Peach Luffe talks inspirations, creative process for debut album Everything is Peachy

Angela Lim, Life&Arts Editor

Hailing from Toronto, Peach Luffe blossoms dream pop soundscapes with a summery glow produced, written, mixed and played from Jong Lee’s bedroom studio. Over the past three years, Peach Luffe has transitioned from a solo project to a collaborative effort with friends who specialize in various genres, from classical to metal.

The Daily Texan sat down with Lee ahead of his South by Southwest set to discuss his musical journey and artistry.

The Daily Texan: You’re classically trained in violin and majored in music. How does this background translate into your music now?

Jong Lee: Violins always get the best melodies in orchestra and the most romantic, beautiful compositions. So, I ended up recording a lot of violin in my music. I love lush, orchestral stuff from the 1800s. It feels nostalgic, sad, happy — it just makes me feel things.

DT: What was your creative process like for your debut album Everything is Peachy

JL: I was feeling so uninspired musically for months, and I was just like, “I’m just gonna lock myself in my apartment for like a month and write music.” I barely saw anyone, I was just in my room with my cat … (The album) was a month’s worth of stuff. I was able to crank it out as quickly as possible. After the album, I got really inspired to write. I just flushed out every idea that I had.

DT: How has music served as a medium of storytelling for you?

JL: Music is the only (way) I can portray myself. It’s kind of accurate, how I portray myself in real life and (through) music. There’s parts of me that are bubbly like my personality … so, my music has elements of that, but there’s also the more serious, cool version of me. 

DT: What’s it like being vulnerable in your music and presenting that more serious part of yourself?

JL: Once you do it a couple times, it becomes easier to present yourself. The hardest thing I find is … writing about these things in my life — whatever it may be, relationships with people or my inner self — that I haven’t even processed. I’m making songs about them, making content and recording it.

DT: What advice would you give to people who want to learn or start making their own music?

JL: Write music that you want to hear regardless of what is trending. Trends come and go but your tastes in music (are) something you will (always) have.

DT: It’s natural for people to be overly self-critical when starting out. How do you navigate that?

JL: I still have impostor syndrome all the time. It never goes away. I’ve been (doing Peach Luffe) for three years, and I’m still like, “Is this good? I can’t tell. I don’t know what’s going on.” But if you just release more music, feel more confident in what you’re doing and like hearing it, everything (will be) fine.

DT: Did you always think you were going to do music as a career?

JL: No, I picked up singing a year after I graduated (college), but I didn’t really take (music) seriously until the year after.
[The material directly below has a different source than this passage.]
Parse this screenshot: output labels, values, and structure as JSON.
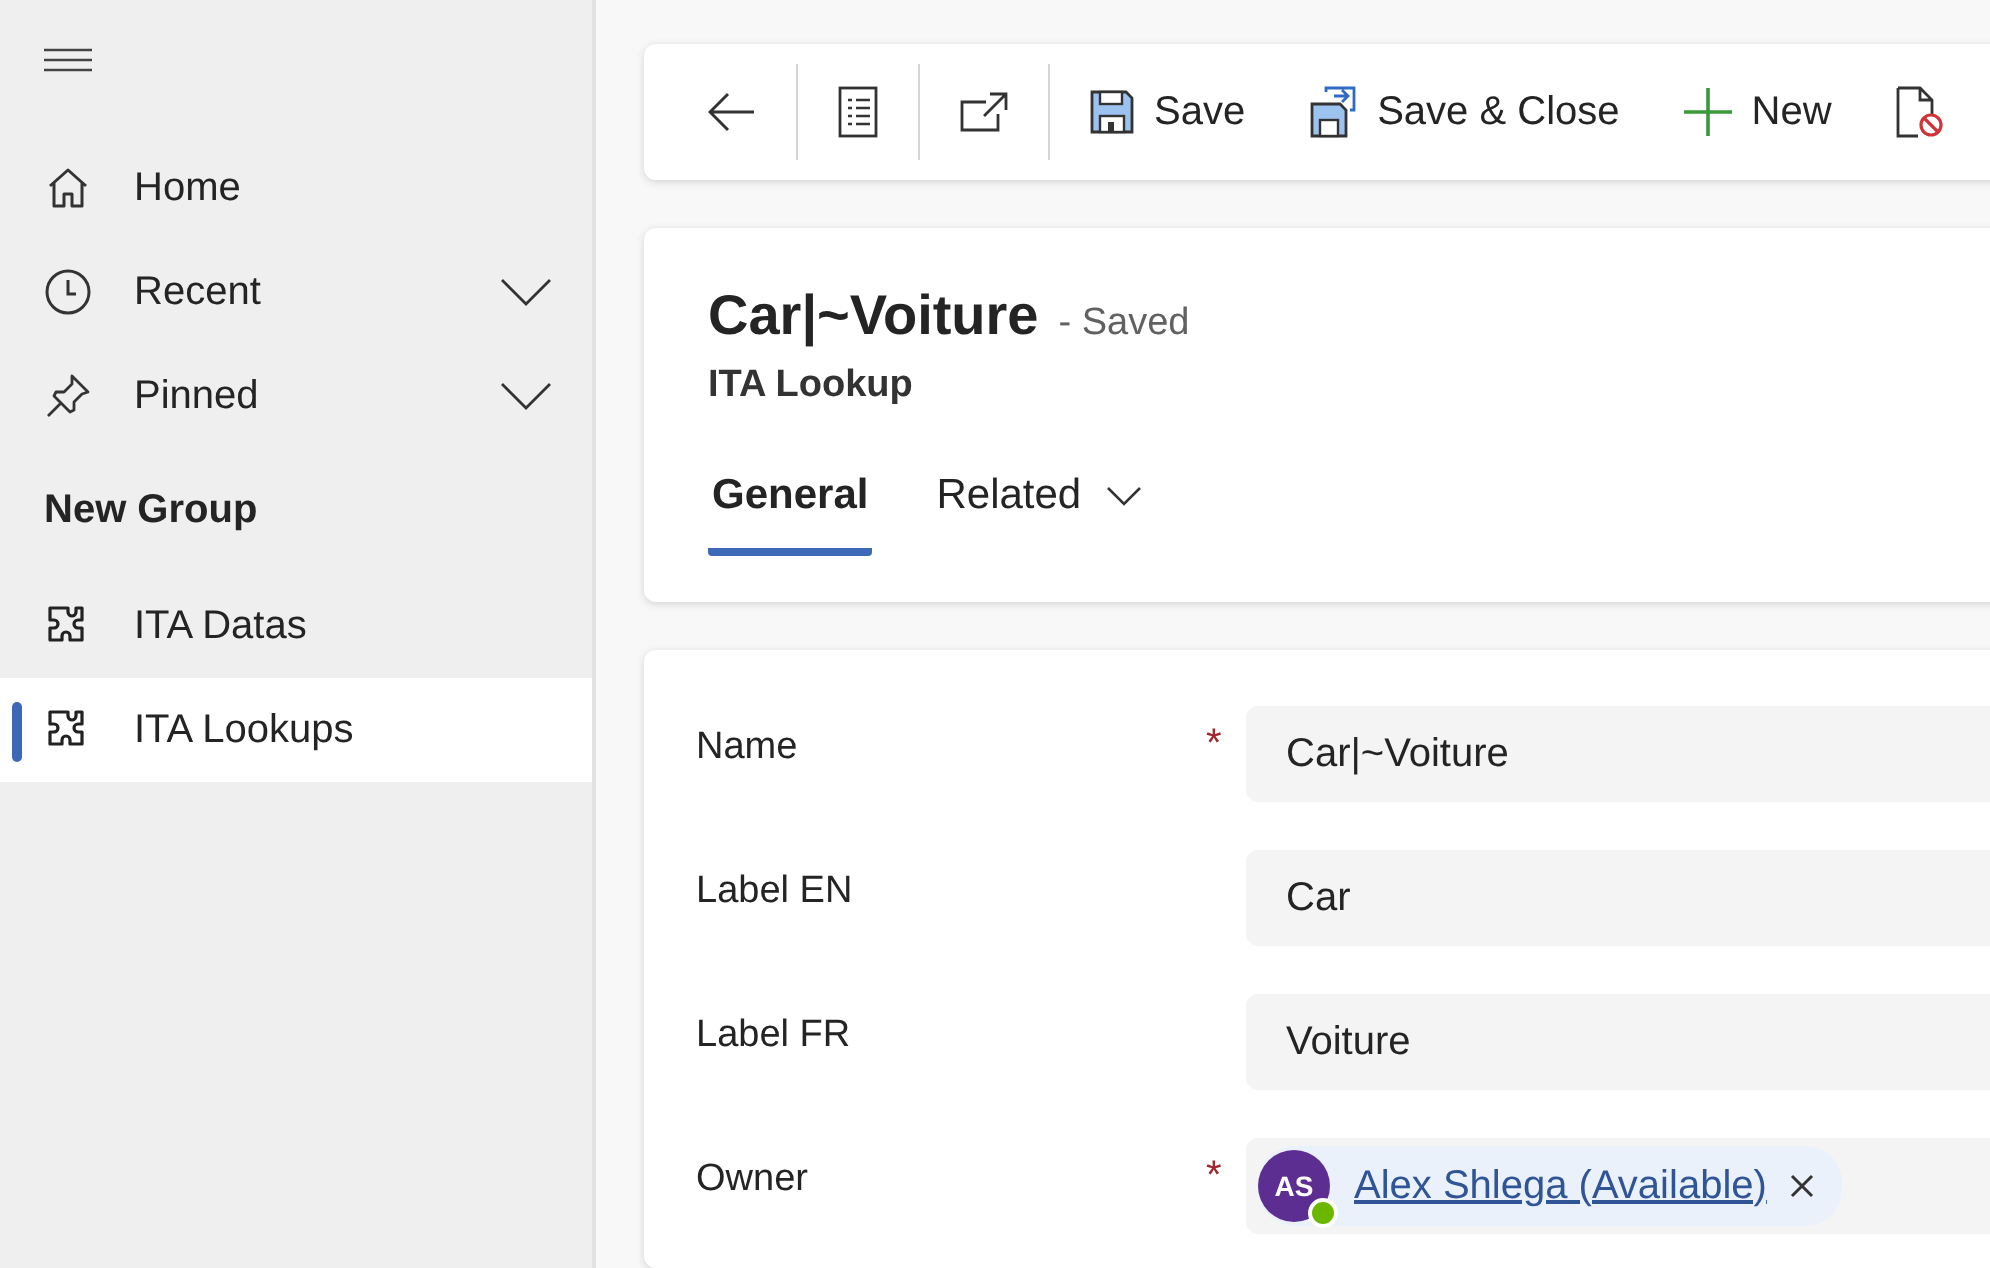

I was like, “I can write some songs.” By the way, they were very bad, but at the time, I was like, “These are pretty good.” Somehow, I just kept doing it, and it ended up working out so far.

DT: Over time, you get better the more you do something, as you said.

JL: Absolutely. Every creative person has a taste or how they want things to be, and their taste is high because they’re exposed to top of the line things. You’re listening to songs (where) someone spent $100,000 (to make it). When you start out, your level is far below (your taste), but you (eventually) end up matching. That’s where you start seeing results, but you should still be proud of your material regardless.